top of page
  • Jim Ferraro

The Discovery of a Misfortune

Donna Castillo was testifying in the case against DuPont. She had provided some background on her work, her pregnancy and now she was telling the court about what happened after her son Johnny was born.

Something seemed amiss, but no one knew what at the moment. It was only later that Donna and her husband Juan would be told that their son’s eyelid skin was fused shut. The nurse wasn’t able to give him the drops as she normally would. She called in some specialists who congratulated the Castillos on the birth of their son, but even then, no one spoke of the horrible surprise the family was about to receive. They simply brought Donna back to the labor room to bathe her.

It was while Donna and Juan were making their way back to their private room that they encountered a neonatologist from the hospital. He introduced himself and nonchalantly said he wasn’t totally sure, but he thought maybe John had been born without eyes.

“I remember staring at this doctor in shock,” she said, “and then hearing my husband say, ‘You mean to tell me you’re saying he doesn’t have any eyes?’ And all I remember is seeing the doctor’s mouth move without hearing any sound,” Donna said as tears slowly streamed down her cheeks.

There was no family or genetic history of this type of birth defect on either Donna’s or Juan’s side. In fact, after John was born, both Donna and Juan had significant genetic testing done, and their results reflected perfectly normal genetic makeups for each of them. No genetic defects were present in them or anywhere in their families.

While Donna had undergone fertility treatments to conceive her first child, there was no evidence that any of the fertility drugs she had taken would have caused the birth defect John was born with.

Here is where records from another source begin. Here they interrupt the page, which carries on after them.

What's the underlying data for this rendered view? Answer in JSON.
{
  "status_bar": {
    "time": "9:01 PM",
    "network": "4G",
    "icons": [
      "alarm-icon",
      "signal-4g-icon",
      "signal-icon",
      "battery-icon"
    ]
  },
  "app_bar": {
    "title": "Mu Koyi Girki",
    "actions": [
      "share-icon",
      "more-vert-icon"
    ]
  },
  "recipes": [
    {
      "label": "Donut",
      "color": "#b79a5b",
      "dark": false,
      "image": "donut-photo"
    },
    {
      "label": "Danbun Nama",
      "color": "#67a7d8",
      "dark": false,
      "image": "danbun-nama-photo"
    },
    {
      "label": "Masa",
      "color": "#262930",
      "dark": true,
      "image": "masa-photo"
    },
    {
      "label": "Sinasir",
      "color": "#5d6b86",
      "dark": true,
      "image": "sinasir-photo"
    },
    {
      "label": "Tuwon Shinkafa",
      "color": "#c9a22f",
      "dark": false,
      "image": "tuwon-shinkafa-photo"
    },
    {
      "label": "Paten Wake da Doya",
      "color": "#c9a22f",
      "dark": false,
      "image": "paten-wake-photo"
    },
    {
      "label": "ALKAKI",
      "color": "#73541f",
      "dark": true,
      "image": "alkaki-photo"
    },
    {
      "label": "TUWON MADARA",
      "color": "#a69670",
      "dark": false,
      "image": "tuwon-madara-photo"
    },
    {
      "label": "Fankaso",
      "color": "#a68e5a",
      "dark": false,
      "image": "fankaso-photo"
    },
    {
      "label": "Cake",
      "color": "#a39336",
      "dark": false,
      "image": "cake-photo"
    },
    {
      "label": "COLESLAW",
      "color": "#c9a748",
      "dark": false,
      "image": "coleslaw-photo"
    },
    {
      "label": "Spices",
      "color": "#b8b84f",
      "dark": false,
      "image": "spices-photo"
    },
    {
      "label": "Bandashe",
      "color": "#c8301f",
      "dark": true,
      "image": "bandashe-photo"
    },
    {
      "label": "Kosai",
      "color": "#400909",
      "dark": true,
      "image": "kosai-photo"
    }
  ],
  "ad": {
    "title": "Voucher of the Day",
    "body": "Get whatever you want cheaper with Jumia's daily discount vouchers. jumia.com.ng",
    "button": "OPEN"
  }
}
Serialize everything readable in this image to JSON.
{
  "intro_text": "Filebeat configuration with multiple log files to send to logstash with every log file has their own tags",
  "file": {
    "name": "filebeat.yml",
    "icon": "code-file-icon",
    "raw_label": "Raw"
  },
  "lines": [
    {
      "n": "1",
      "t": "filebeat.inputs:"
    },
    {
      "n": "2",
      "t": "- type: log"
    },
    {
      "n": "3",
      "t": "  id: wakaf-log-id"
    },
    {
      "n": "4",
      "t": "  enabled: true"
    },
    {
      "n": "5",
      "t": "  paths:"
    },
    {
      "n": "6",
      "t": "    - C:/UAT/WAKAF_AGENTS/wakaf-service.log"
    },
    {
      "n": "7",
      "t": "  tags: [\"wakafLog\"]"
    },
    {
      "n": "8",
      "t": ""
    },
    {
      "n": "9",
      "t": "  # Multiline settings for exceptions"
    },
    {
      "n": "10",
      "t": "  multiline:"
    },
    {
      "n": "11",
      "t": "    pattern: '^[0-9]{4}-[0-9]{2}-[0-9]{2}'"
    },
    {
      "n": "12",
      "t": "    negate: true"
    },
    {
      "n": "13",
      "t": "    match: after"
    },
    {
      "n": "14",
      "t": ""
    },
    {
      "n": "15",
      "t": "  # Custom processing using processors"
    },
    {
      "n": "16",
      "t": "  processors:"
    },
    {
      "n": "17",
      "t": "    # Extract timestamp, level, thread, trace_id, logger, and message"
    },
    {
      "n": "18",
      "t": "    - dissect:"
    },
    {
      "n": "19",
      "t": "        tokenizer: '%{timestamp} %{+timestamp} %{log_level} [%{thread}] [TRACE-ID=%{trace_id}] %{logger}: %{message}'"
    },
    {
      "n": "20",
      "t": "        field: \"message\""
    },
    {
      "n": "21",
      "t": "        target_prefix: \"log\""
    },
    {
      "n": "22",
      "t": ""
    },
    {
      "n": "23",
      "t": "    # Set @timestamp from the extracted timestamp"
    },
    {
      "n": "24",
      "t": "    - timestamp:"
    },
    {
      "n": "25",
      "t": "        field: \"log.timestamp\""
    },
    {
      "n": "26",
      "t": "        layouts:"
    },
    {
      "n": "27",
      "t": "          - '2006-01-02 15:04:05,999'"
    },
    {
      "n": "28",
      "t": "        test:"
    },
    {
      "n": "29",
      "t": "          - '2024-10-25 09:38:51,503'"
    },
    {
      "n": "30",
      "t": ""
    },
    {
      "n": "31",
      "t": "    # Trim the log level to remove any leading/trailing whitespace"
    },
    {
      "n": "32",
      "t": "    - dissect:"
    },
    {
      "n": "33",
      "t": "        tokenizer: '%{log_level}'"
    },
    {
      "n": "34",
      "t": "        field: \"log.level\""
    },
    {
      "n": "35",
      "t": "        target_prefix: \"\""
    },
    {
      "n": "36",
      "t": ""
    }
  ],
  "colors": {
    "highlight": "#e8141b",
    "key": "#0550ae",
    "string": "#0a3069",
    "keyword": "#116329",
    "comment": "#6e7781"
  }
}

Nor was there any evidence that surgeries Donna underwent prior to giving birth to her son could have led to his condition.

One of the defense’s arguments was that Donna’s past medical history might have been a possible cause of John’s birth defect. In particular, the opposing team was aggressively going to attempt to plant seeds of doubt around Donna’s fertility issues and subsequent miscarriages during the time she and Juan were trying to conceive.

There was absolutely no medical evidence to prove those miscarriages, which took place two years prior to Johnny’s conception, were related to his being born without eyes. No medical doctor of any sort had ever stated to Donna and Juan that there was any relationship whatsoever. This was an extremely important point to make, because despite the lack of medical viability, the defense was going to go after Donna hard on these issues in cross-examination.

Once I felt we had sufficiently covered Donna’s medical history, it was time to recap that fateful day in November 1989.

I set up an easel with photographs of the neighborhood Donna and Juan lived in so she could re-create the route of her walk on the day in question. The Castillos lived in an apartment complex called LeParc on SW 142 Street at the corner of SW 96th Street in West Kendall. She took walks often, usually twice a day.

If her schedule allowed, she liked to go out in the morning after breakfast and again in the afternoon, sometime after lunch. Her daughter, Adrianna, was still a toddler at the time, so wherever Donna went, she was usually pushing her in a stroller.

Donna then showed us what had happened that day, which I recount in my next post.

You can find more details about the case, and how it played out, in my book, Blindsided , from which this blog post is adapted.


bottom of page